A new interactive website will allow citizens of 20 Minnesota cities to track how their communities are reducing greenhouse gas emissions — and how they are not.
The Regional Indicators Initiative (RII) site, a vivid and easy-to-use key to a huge storehouse of local energy data, is an outgrowth of several climate change mitigation initiatives by the state Legislature, the Minnesota Pollution Control Agency’s Green Step Cities program and the Regional Council of Mayors.
It enables citizens to assess emissions from residential and commercial energy use, transportation and other activities within each of the 20 cities’ borders from 2008 through 2011. Data from 2012 data will be posted later this year.
Users can sort through the data by adjusting for each city’s population, by the number of households and other factors, including distinctions for residential and commercial and industrial use. The site also has data on waste and water use, as well as on energy bills.
Rick Carter, an architect with the Minneapolis firm LHB Inc. who has been involved in sustainability efforts and led development of the site, said that state and local governments have been happy in recent years to sign on to greenhouse gas reduction pledges, but have often had no effective way to measure their progress. The site is a partial remedy for that.
One way in which it might be useful is in tracking emissions trends in communities along the proposed Southwest Corridor light rail route, said Caren Dewar, executive director of the Urban Land Institute, which helped fund the study. All communities that would be served by the rail line — Minneapolis, St. Louis Park, Hopkins, Minnetonka and Eden Prairie — have participated in the RII, and tracking their emissions before and after light rail could demonstrate whether the trains will reduce community greenhouse gas emissions, she said.
A few clicks on the site reveal that among the 20 cities analyzed:
• Duluth had the highest greenhouse gas emissions per capita from 2008 through 2011;
• Lake Elmo had the highest residential energy use per household in that period;
• Minneapolis had the third-lowest energy costs per household of the 20 cities — less than half those of Lake Elmo households.
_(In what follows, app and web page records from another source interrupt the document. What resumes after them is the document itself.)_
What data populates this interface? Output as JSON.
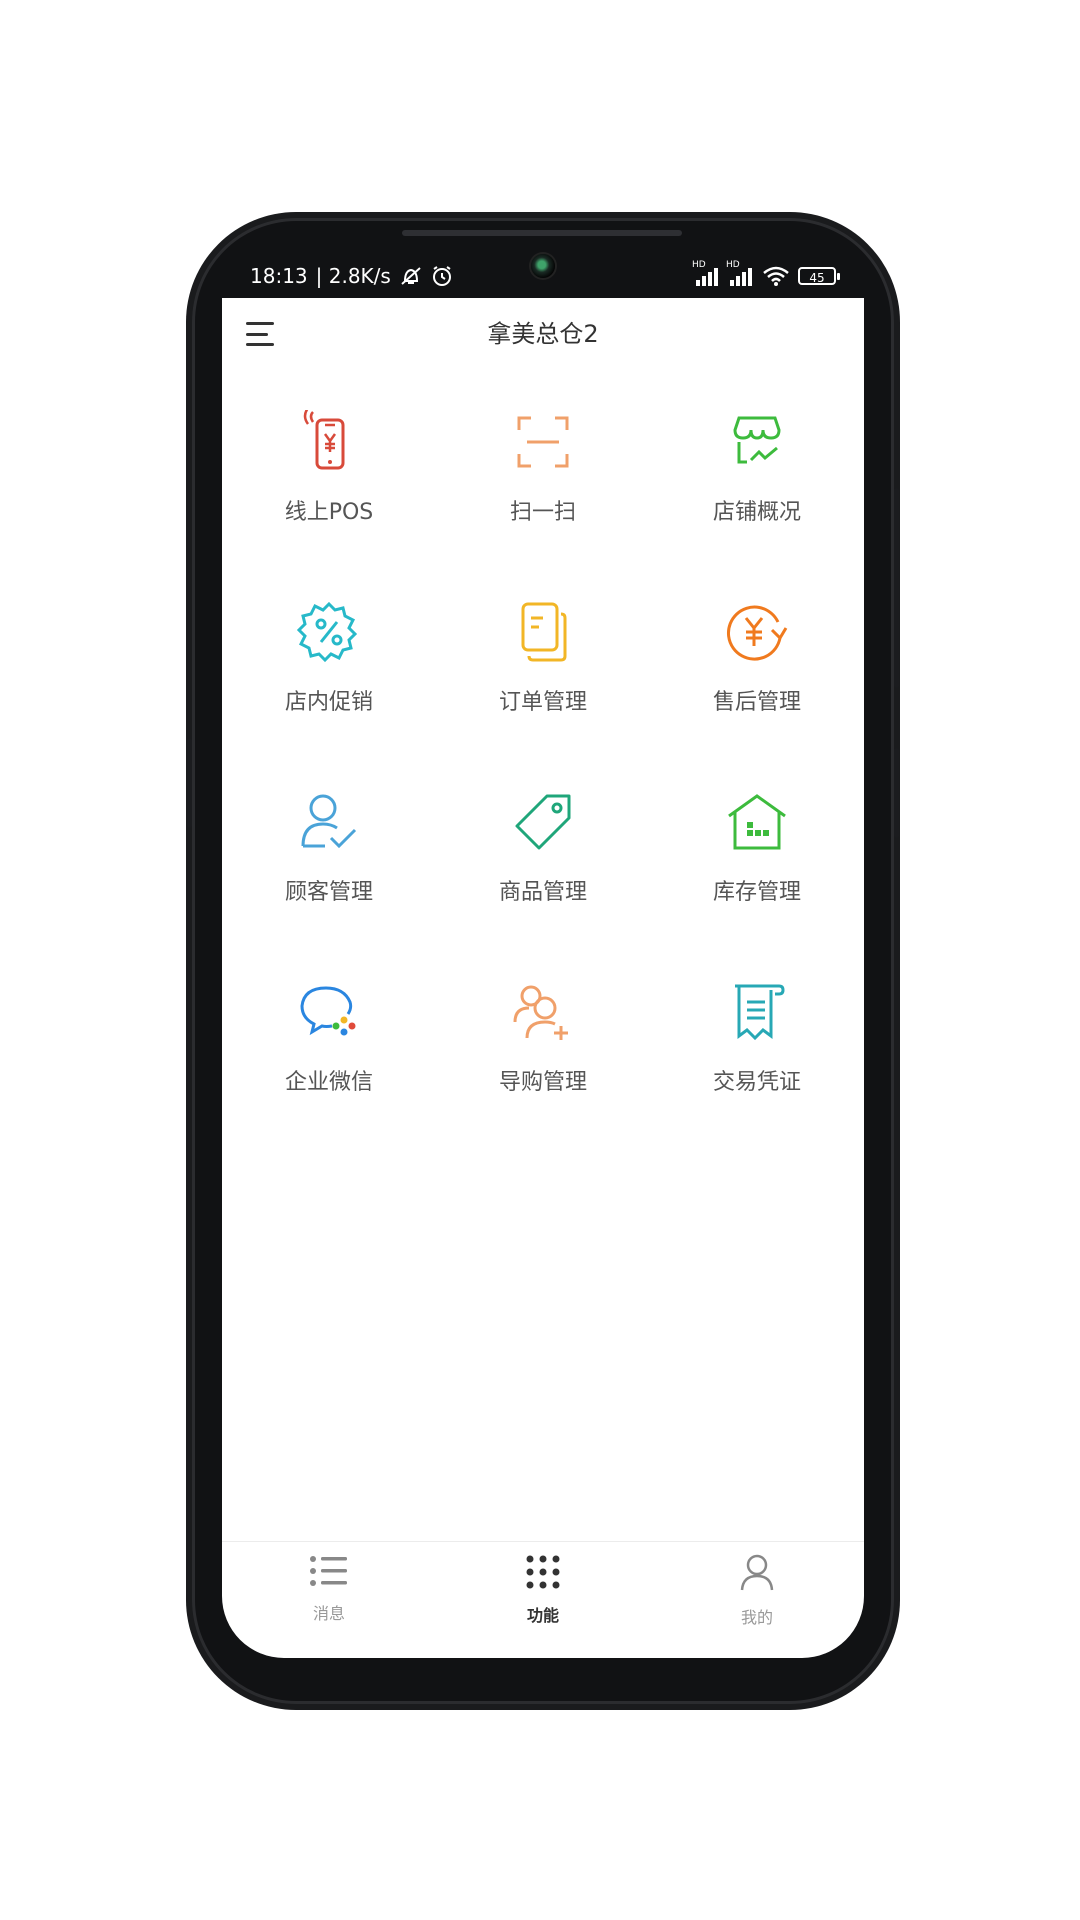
{
  "status_bar": {
    "time": "18:13",
    "net_speed": "| 2.8K/s",
    "battery": "45",
    "signal_label_1": "HD",
    "signal_label_2": "HD"
  },
  "header": {
    "title": "拿美总仓2"
  },
  "functions": [
    {
      "label": "线上POS",
      "icon": "mobile-pos-icon",
      "color": "#d84a3a"
    },
    {
      "label": "扫一扫",
      "icon": "scan-icon",
      "color": "#f0a06a"
    },
    {
      "label": "店铺概况",
      "icon": "store-overview-icon",
      "color": "#3dbb3d"
    },
    {
      "label": "店内促销",
      "icon": "promotion-icon",
      "color": "#27b9c9"
    },
    {
      "label": "订单管理",
      "icon": "order-icon",
      "color": "#f2b626"
    },
    {
      "label": "售后管理",
      "icon": "after-sale-icon",
      "color": "#f07a1e"
    },
    {
      "label": "顾客管理",
      "icon": "customer-icon",
      "color": "#4aa3d8"
    },
    {
      "label": "商品管理",
      "icon": "product-tag-icon",
      "color": "#1fa67a"
    },
    {
      "label": "库存管理",
      "icon": "inventory-icon",
      "color": "#3dbb3d"
    },
    {
      "label": "企业微信",
      "icon": "wecom-icon",
      "color": "#2a86e0"
    },
    {
      "label": "导购管理",
      "icon": "shopping-guide-icon",
      "color": "#f0a06a"
    },
    {
      "label": "交易凭证",
      "icon": "receipt-icon",
      "color": "#27a8b5"
    }
  ],
  "bottom_nav": [
    {
      "label": "消息",
      "icon": "list-icon",
      "active": false
    },
    {
      "label": "功能",
      "icon": "grid-icon",
      "active": true
    },
    {
      "label": "我的",
      "icon": "user-icon",
      "active": false
    }
  ]
}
Carter had several cautions for site users. Air travel and energy used in remote food production are not in the data, as they are in some energy-use calculations. And manipulating the data can produce some misleading results.
For instance, Falcon Heights — a city with short commutes, smallish lots and solar panels on city hall — turns up as one of the most profligate energy users and greenhouse gas emitters. That’s because its data includes the University of Minnesota’s St. Paul campus as well as all the corn roasters, deep-fat fryers and thrill rides at the State Fairgrounds. But when the data are adjusted to per-household residential electricity use, for example, Falcon Heights scored the lowest of all cities in each year studied.
Falcon Heights Mayor Peter Lindstrom said the city got involved in the assessment when it was only a three-city pilot project because officials wanted to know whether their efforts toward sustainability and greenhouse gas reductions were making a difference.
“The worst thing you can do for climate change is say you’re a green city and do things that absolutely make no difference whatsoever,” he said.
The RII, he added, provides Falcon Heights with a baseline for its own emissions, and a look at how other cities are doing.
“I think there’s room for improvement. At the same time, I just want to make sure we’re heading in the right direction,” he said.
The most significant trend to emerge in the data, in Carter’s view, is a universal upward turn in energy emissions in 2011, after a downward trend from 2008-10. Carter said he expects the line to continue upward when 2012 data arrive. He said the uptick indicates that the growing economy’s emissions have simply overwhelmed advancements in energy efficiencies and conservation.
The site is the result of a three-year, $225,000 effort paid for by the Minnesota Department of Commerce, the Minnesota Pollution Control Agency, the Urban Land Institute and the cities themselves. It may be expanded to involve 40 cities.
From Star Tribune July 7th, 2013, Bill McAuliffe